The House Armed Service Committee voted last Wednesday to force women to register for the military draft. Rep. Chrissy Houlahan (D-Penns.) authored the amendment, and it was approved 35-24as part of a larger defense policy bill.
In doing so, they were following the lead of another Democratic woman, New Hampshire’s Sen. Jeanne Shaheen. She backed the same policy in the Senate Armed Services Committee in July. The committee added it to the 2022 National Defense Authorization Act, which passed by a vote of 23-3. Five Republicans on the committee reportedly voted against the specific proposal to force women to register for the draft. Democrats were unanimous in their support.
While there hasn’t been a military draft in over 40 years, the law is on the books that men are required to be drafted should the situation call for it. Rep. Michael Waltz (R-Fla.), who also supported the inclusion of women in the draft, believes we need a bigger pool and he wants everyone to jump in.
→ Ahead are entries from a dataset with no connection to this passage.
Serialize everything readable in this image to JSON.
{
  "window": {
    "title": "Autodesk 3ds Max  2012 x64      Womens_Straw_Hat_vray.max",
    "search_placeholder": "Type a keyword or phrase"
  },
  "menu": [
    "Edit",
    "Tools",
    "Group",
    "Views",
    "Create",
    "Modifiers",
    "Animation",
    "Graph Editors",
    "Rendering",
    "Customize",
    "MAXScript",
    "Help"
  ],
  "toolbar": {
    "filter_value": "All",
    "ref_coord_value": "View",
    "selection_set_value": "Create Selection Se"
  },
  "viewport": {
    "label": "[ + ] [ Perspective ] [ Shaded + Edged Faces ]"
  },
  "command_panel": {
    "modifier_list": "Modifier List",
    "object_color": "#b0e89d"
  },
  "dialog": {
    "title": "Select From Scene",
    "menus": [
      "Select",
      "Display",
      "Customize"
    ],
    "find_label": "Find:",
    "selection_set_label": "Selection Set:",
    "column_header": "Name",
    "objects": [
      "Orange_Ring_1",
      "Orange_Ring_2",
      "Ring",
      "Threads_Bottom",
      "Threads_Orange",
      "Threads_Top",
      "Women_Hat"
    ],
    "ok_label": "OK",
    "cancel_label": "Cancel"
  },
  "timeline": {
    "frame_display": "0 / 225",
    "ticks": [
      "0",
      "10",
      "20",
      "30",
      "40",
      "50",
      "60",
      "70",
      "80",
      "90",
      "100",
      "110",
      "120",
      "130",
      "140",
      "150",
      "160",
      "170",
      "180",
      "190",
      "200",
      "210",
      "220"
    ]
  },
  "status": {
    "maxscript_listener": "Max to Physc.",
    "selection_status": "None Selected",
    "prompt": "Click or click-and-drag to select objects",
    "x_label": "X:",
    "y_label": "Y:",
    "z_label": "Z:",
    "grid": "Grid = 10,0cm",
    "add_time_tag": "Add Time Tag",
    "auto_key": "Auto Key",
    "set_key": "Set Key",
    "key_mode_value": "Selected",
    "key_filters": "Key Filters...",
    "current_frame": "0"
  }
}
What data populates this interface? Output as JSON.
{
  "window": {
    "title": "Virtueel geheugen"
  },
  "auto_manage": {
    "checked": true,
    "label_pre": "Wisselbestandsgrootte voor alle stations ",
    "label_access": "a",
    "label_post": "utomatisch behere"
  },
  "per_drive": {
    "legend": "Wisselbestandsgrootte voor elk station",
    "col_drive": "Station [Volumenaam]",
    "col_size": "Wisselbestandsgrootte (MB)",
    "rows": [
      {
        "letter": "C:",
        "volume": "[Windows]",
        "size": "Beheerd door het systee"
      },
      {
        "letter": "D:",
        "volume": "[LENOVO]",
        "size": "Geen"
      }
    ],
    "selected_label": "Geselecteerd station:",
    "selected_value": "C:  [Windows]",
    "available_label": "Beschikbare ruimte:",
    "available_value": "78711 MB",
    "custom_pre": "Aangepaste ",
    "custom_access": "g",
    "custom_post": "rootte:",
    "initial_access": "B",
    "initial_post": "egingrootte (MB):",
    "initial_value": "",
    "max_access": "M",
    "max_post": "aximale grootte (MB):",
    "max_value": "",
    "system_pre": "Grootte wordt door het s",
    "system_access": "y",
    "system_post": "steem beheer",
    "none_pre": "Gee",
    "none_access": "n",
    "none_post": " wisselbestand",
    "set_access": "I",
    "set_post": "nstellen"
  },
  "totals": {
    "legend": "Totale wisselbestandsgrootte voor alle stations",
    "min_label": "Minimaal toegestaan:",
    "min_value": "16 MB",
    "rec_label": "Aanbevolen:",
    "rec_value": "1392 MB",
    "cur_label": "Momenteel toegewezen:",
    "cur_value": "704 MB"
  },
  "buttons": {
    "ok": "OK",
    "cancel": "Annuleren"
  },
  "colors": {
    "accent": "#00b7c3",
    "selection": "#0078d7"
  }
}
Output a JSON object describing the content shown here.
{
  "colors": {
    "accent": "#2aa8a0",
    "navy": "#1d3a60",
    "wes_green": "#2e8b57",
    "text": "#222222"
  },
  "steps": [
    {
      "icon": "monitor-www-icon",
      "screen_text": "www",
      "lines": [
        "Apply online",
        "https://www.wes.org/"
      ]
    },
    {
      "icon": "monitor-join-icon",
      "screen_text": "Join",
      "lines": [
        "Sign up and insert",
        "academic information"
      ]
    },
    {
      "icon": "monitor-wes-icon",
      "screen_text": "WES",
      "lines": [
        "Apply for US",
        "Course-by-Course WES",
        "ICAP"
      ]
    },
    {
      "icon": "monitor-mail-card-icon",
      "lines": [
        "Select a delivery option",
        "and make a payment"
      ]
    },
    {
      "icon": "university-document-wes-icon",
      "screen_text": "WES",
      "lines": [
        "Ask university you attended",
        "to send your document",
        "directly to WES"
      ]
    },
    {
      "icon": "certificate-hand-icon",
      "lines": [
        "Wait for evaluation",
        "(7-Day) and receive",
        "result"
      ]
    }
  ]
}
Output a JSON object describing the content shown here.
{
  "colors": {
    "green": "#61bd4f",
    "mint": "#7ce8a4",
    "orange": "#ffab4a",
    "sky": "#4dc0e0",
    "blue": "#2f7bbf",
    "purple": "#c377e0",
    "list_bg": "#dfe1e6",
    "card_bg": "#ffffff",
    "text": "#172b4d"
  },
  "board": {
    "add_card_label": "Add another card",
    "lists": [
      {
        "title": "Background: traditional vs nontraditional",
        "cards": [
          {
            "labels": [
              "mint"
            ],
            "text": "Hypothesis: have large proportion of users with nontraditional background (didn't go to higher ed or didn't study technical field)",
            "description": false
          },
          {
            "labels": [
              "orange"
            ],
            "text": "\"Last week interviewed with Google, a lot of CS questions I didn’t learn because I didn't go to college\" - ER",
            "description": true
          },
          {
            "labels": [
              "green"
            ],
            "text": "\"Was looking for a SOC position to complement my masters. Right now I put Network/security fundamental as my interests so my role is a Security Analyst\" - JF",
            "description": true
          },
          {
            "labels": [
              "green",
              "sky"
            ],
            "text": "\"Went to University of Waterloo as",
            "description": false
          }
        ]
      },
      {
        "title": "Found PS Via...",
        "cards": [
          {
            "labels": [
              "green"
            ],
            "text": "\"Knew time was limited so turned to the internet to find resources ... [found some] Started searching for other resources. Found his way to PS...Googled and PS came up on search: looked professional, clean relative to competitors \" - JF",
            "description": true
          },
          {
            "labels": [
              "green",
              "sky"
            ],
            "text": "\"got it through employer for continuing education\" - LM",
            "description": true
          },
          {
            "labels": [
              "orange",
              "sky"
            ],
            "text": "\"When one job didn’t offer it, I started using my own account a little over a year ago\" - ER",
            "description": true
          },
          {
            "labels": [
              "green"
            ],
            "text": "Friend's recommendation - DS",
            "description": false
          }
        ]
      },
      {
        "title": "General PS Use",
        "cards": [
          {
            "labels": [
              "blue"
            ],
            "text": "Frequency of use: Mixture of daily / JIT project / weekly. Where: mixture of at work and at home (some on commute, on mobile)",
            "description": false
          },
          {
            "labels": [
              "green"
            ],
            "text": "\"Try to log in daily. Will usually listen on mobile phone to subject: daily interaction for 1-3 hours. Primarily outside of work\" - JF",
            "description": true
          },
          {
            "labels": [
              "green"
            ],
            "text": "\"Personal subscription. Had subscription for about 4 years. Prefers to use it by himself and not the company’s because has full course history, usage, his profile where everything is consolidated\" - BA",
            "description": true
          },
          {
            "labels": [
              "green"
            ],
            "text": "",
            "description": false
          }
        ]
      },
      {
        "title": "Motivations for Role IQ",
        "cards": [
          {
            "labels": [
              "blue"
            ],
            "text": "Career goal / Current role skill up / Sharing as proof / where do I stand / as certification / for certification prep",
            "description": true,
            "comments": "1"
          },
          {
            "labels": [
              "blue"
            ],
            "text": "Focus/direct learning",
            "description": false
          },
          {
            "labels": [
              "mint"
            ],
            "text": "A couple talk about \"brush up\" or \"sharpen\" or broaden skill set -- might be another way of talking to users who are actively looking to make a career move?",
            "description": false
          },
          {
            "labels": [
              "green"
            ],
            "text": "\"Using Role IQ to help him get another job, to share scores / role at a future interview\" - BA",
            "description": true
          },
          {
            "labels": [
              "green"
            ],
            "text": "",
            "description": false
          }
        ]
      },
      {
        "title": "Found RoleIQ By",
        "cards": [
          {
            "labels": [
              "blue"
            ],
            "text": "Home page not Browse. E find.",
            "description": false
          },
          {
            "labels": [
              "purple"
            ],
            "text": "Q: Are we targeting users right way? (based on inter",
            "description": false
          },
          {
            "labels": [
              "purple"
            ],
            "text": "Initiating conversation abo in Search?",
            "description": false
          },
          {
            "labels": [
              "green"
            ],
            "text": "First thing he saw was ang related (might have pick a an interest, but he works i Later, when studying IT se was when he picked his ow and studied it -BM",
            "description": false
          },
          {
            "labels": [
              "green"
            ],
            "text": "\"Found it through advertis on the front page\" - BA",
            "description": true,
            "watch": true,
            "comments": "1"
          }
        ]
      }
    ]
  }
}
Beyond the technicalities, the bottom line is the move to get women included in the draft is one step closer to becoming a reality. The fact that it has gotten this far is a testament to the changing view of women and the parameters of gender roles in modern-day society, as well as the new frontier for feminism.
There are several schools of thought. While Republicans have been the most vocal against drafting women, many Republican lawmakers have actually crossed over to vote with Shaheen and the Democrats. Waltz’s reasoning that we need everyone on board makes sense if we look at it from a macro perspective.
This vote perfectly tips the hand of a society that has minimized not only the strengths of males in general but also females. Generalities are ok and we can still recognize outliers. But the bottom line is men are still geared toward certain skill sets and interests, and so are women.
We are better off realizing that men have their strengths and weaknesses, and the same of women. I wouldn’t say, apples are better than oranges, they’re just different. Therefore, it is safe to say that men are much suited better to armed combat than women. Women serve in the military now as volunteers, but doing a catch-all draft and ignoring gender may not be the most efficient step.
And the military is about efficiency. A mandatory draft will now include a whole population of women, who probably will have zero interest or skill set to go out in the field. That would be disastrous.
Now is the time to watch self-described feminists. How will they react when this becomes a reality? Will it be a celebration that women are now “equal” to men, a huge step in balancing the scales? Or will there be a backlash because women have no place in the field?
One thing is true: you can’t have it both ways. If anything, I would love to see this go further so we can have an honest discussion about our first-world problems, when we can debate general gender roles in the greater society in the safety of a college academic setting, or in the spotless halls in Washington D.C.
Given the recent events in Afghanistan, will we have the luxury of time to assess the wisdom of a gender-blind draft, given foreign threats and limited time to react? Some common sense may be needed to save women’s lives.